But including a cultural orientation in planning and decision making could pose a problem if you culture doesn't match your congregation's sense of mission. For example, what would happen if your congregation's mission statement included a line about being "a welcoming church to people of all nationalities and ethnic backgrounds" but based on results your congregation just wasn't very friendly? In this case, the planning would have to include a particular emphasis on the behaviors that keep the congregation from being friendly. Psychology tells us that when behavior changes so does our thought process--and vice versa. Continuously communicating the part of the congregation's mission statement that talks about being welcoming would be a good start, but so would a temple talk that demonstrates some friendly behaviors. By including both, cultural change could be encouraged on two levels.
But let's not overlook a key component: each element of change happens on an individual level. In the example above, individuals becoming more friendly to new visitors eventually has the result of the congregation's culture becoming that of a "friendly church". As more individuals become aligned with the new attitude or behavior, the strength of the new culture grows. An individual decision results in a renewed culture.
The collected decisions we make every day make up our lifestyle. Lifestyle concerns include what part of town we live in, how we decide to live our faith, financial decisions and time management decisions. Others are our personal attitudes, values, goals, social skills, and material traits. When we look at these characteristics as a part of larger group--say a congregation--we can identify and evaluate what we personally contribute to that group. We can also identify whether we belong in that group. (Whether or not an individual can fit into a culture is the crucial determiner of a culture's future.)
So a congregation that wants to change it's culture might begin by addressing the individual lifestyles of it's members. Let's go back to the not-so-friendly congregation: An adult class that focuses on hospitality and fellowship might be an opportunity or the stewardship team might decide to grow a friendly culture by developing a name tag ministry that emphasizes each individual's first name.
- What are the strengths of the culture of your congregation?
- What areas of your congregation's culture might be improved? What lifestyle suggestions might your team plan?
- What role does wisdom and obedience to God's plan play in growing a culture? How about a lifestyle?
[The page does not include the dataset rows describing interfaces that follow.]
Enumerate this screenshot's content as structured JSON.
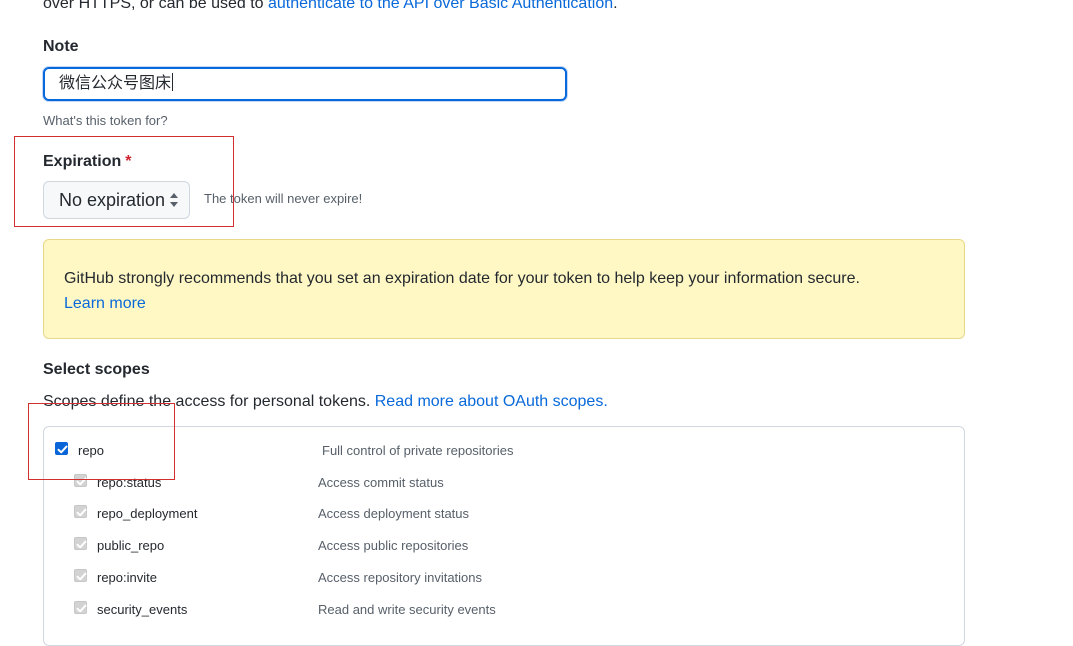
{
  "intro": {
    "text": "over HTTPS, or can be used to ",
    "link": "authenticate to the API over Basic Authentication",
    "suffix": "."
  },
  "note": {
    "label": "Note",
    "value": "微信公众号图床",
    "hint": "What's this token for?"
  },
  "expiration": {
    "label": "Expiration",
    "required_mark": "*",
    "selected": "No expiration",
    "note": "The token will never expire!"
  },
  "flash": {
    "text": "GitHub strongly recommends that you set an expiration date for your token to help keep your information secure.",
    "link": "Learn more"
  },
  "scopes": {
    "label": "Select scopes",
    "description": "Scopes define the access for personal tokens. ",
    "link": "Read more about OAuth scopes.",
    "parent": {
      "name": "repo",
      "description": "Full control of private repositories",
      "checked": true
    },
    "children": [
      {
        "name": "repo:status",
        "description": "Access commit status"
      },
      {
        "name": "repo_deployment",
        "description": "Access deployment status"
      },
      {
        "name": "public_repo",
        "description": "Access public repositories"
      },
      {
        "name": "repo:invite",
        "description": "Access repository invitations"
      },
      {
        "name": "security_events",
        "description": "Read and write security events"
      }
    ]
  },
  "colors": {
    "link": "#0969da",
    "flash_bg": "#fff8c5",
    "checkbox": "#0a66d8",
    "annotation": "#d32f2f"
  }
}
- Describe your current lifestyle. What kinds of cultures to you contribute to? What kind of culture would you help build if everyone involved had the same beliefs, attitudes and behaviors as you?
- What is your congregation's culture of giving?
- How might that change with some attention to individual lifestyle?
- How could you grow a culture of generosity?
Stewardship Resources Evangelical Lutheran Church in America, 8765 West Higgins Road, Chicago, IL 60631. Any part of Salt Seasonings can be reproduced for local use with attribution.